An important aspect of these social relationships was the ability to self-disclose and talk about personal issues. People can have many friends whom they spend plenty of time with, but still feel lonely if they are unable to talk about their personal life.
Make consistent effort to set aside time for your friends and family, and make sure that that time counts. Express appreciation for them, celebrate their successes, and support them in their downtime.
05 | Develop Coping Strategies
What do we do when we feel angry, sad or anxious?
Bad things happen sometimes, and sometimes things do not quite go our way. There will be days whereby we will wake up feeling terrible, maybe for no good reason at all.
Abraham Lincoln and Winston Churchill were two severely depressed individuals, who managed to deal with their mental demons and do great work.

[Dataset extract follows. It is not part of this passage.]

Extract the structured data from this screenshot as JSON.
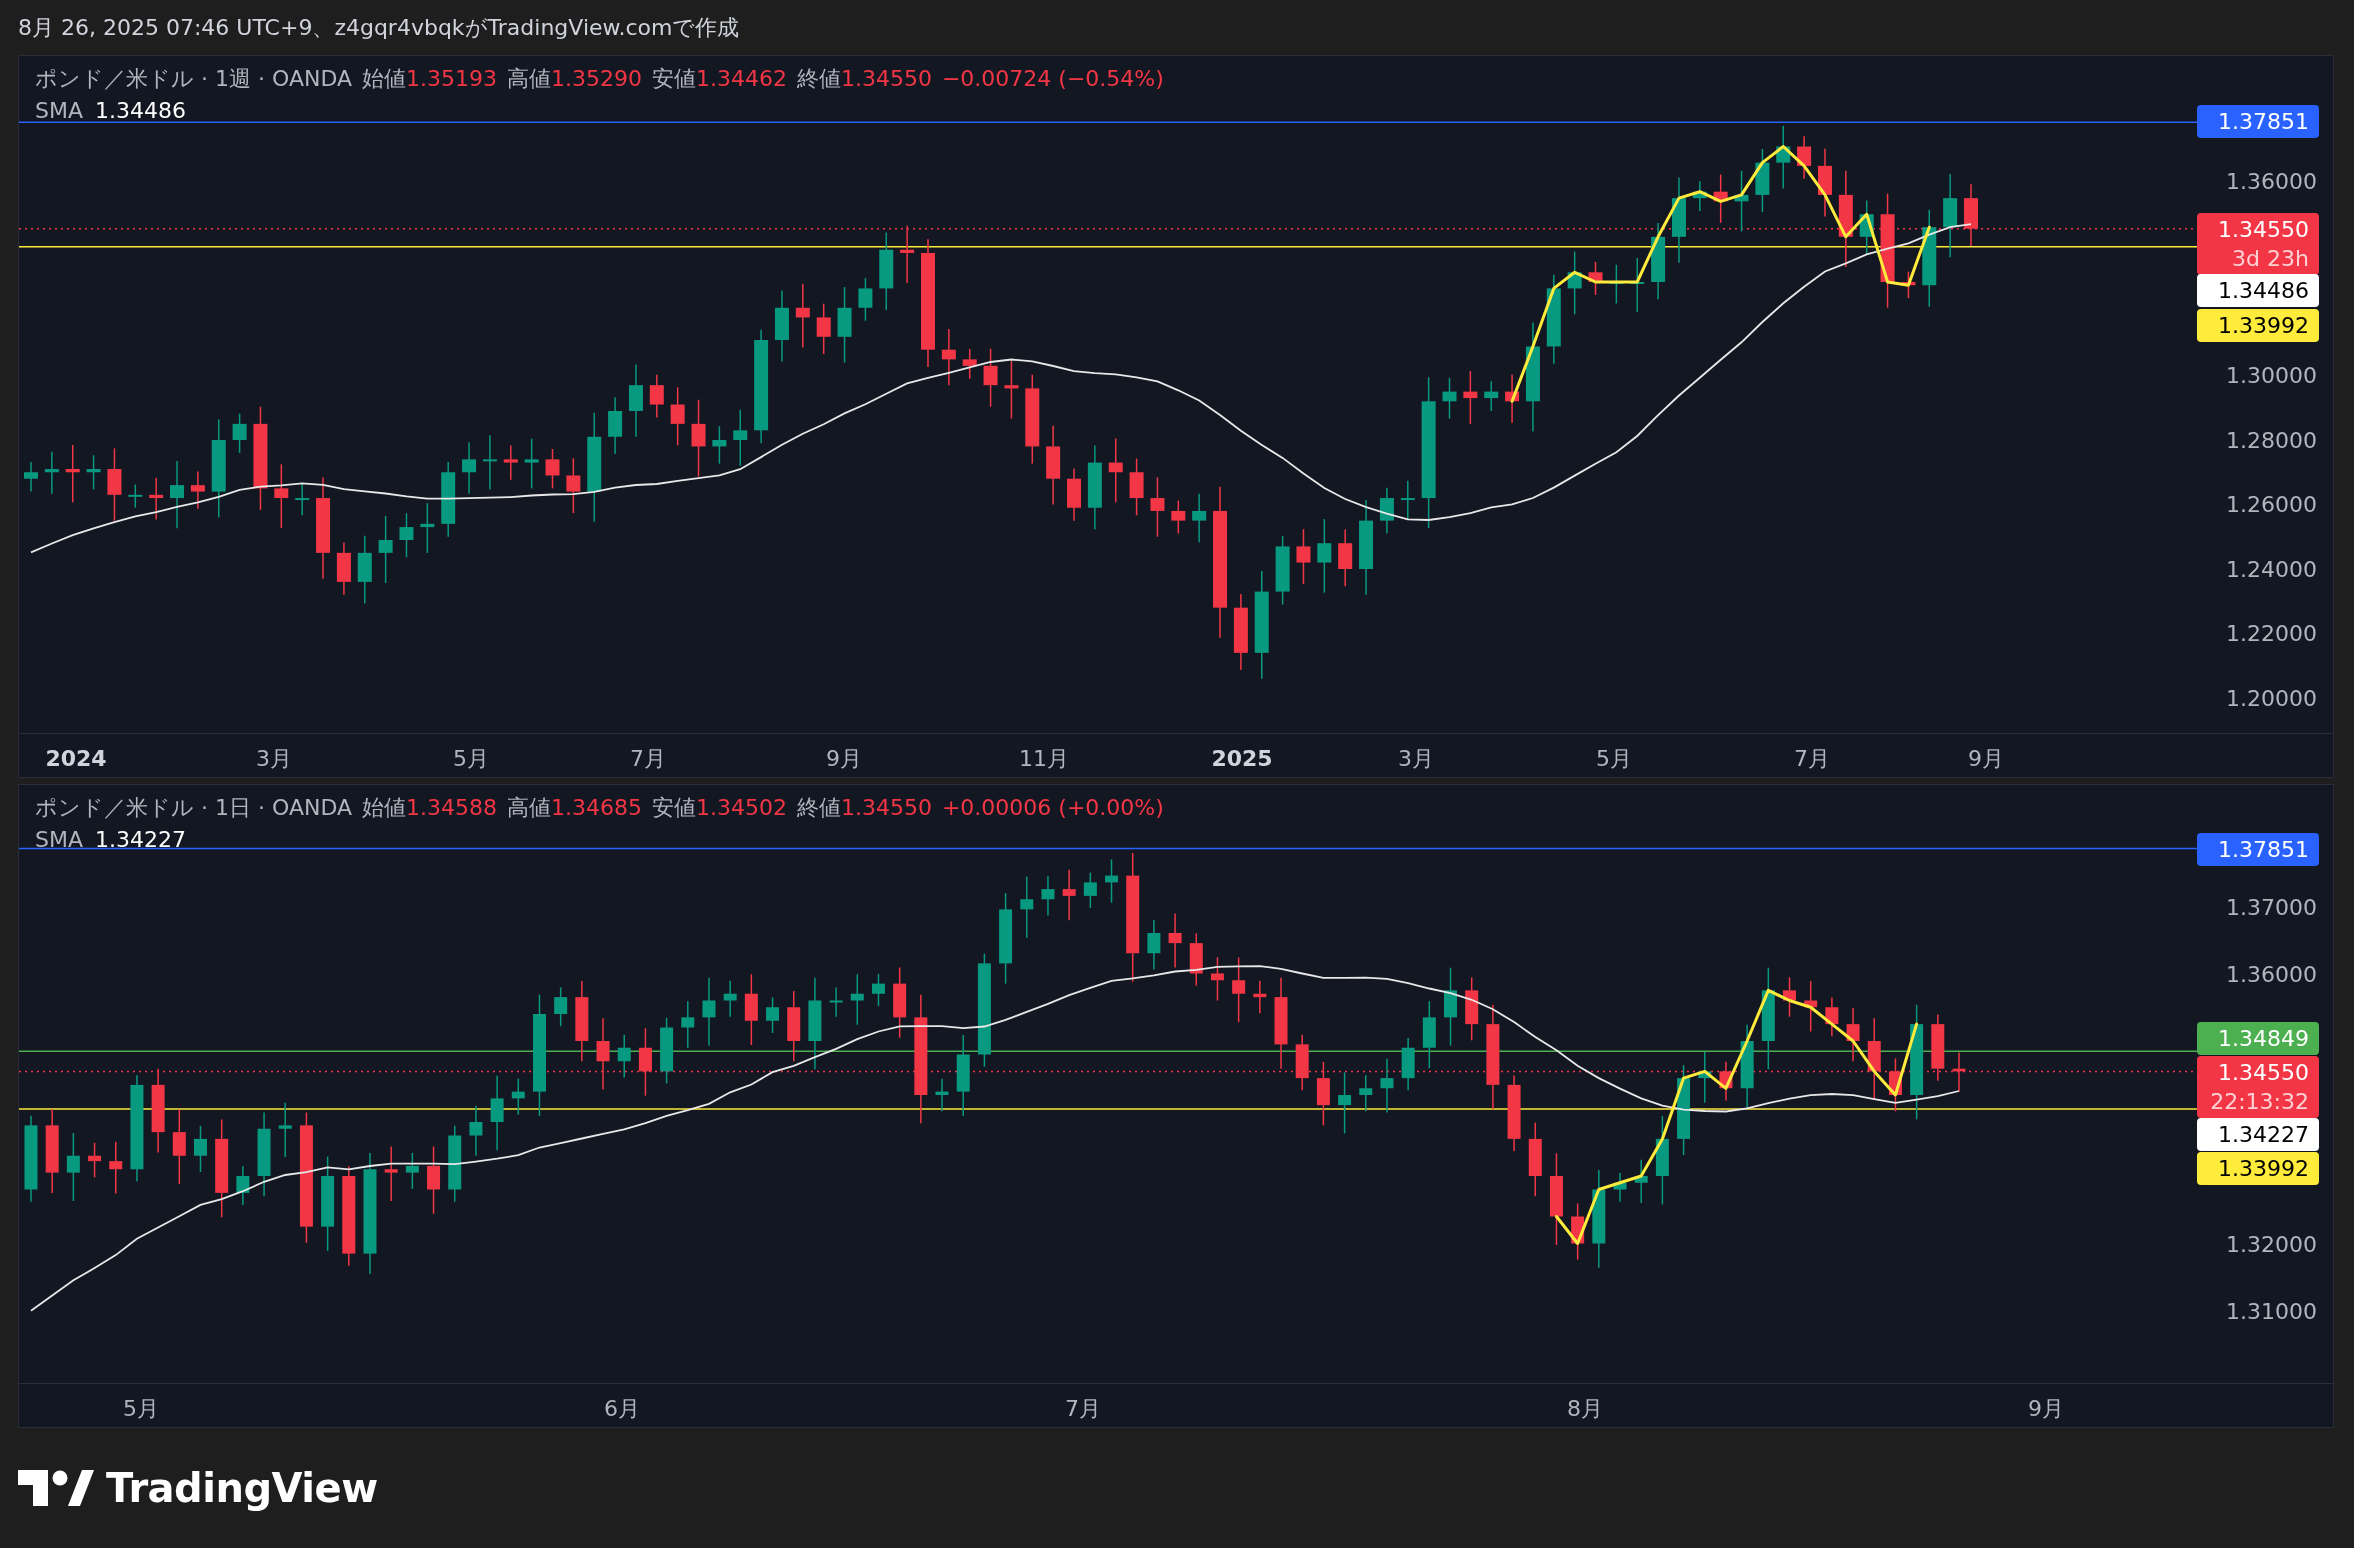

The truth is, it is impossible not to experience negative feelings. How do we fight these feelings when they come, and still make sure that we function well?
Build up a tool box of coping strategies that belongs uniquely to you. What works in making you feel better, and what does not? It could be going out with your friends, having a workout, singing karaoke, or cooking. Keep experimenting with what works for you, and don’t stop until you get a tool box of Swiss army knives.
Bonus | Living to your greatest potential
“If you plan on being anything less than you are capable of being, you will probably be unhappy all the days of your life.”
Abraham Maslow, the psychologist behind the ‘Hierarchy of Needs’, describes the good life as one directed towards self-actualization. Self-actualization is not just an end state of being, but the act of living up to our fullest potential. It entails continuously working towards being a better version of ourselves.
Instead of working on our weaknesses, one way to live up to our fullest potential is to build on our strengths. Martin Seligman, the founding father of positive psychology, suggests finding ways to use our signature strengths in our everyday lives. This helps us to gradually move from approaching our daily work as a ‘job’, to a deeper, more emotionally satisfying ‘calling’.
Take the test: VIA Character Strengths
What are your signature strengths? How can you use them every day? How can you use your signature strengths to forward something that is greater than yourself?
Part 4: The Expert Panel
Martin Seligman is the founding father of positive psychology, and the elected President of the American Psychological Association (APA) in 1998. He first identified happiness as the focus of positive psychology, then refined it to well-being. Some of his big ideas are PERMA as the five measurable aspects of well-being, and the focus on building core virtues and signature strengths for a good life.
Dan Gilbert is a social psychologist and writer. He is the author of the international bestseller Stumbling on Happiness. His TED talk on happiness has been viewed over 14 million times. Dan Gilbert is the researcher behind the fascinating study on lottery winners and paraplegics, and on affective forecasting.
Mihaly Csikszentmihalyi is a Hungarian positive psychologist. He researches extensively on the topics of happiness and creativity. Mihaly Csikszentmihalyi came up with the concept of ‘flow’, which is a mental state of being whereby one is fully immersed in the process of the activity. Increasing the number of flow experiences in our lives increases our well-being.
Tal Ben-Shahar is a consultant and lecturer in the areas of positive psychology and leadership. He created the most popular course in Harvard University to date, ‘Positive Psychology 101’.
His big ideas include the four archetypes of people – the rat racer, the hedonist, the nihilist, and the happiness archetype.
Sonja Lyubomirsky is a professor in the Department of Psychology at the University of Chicago. She researches extensively on the topic of human happiness. Some of her big ideas are the concept of baseline happiness, gratitude, optimism, and acts of kindness as ways to increase happiness.
The How of Happiness (2009)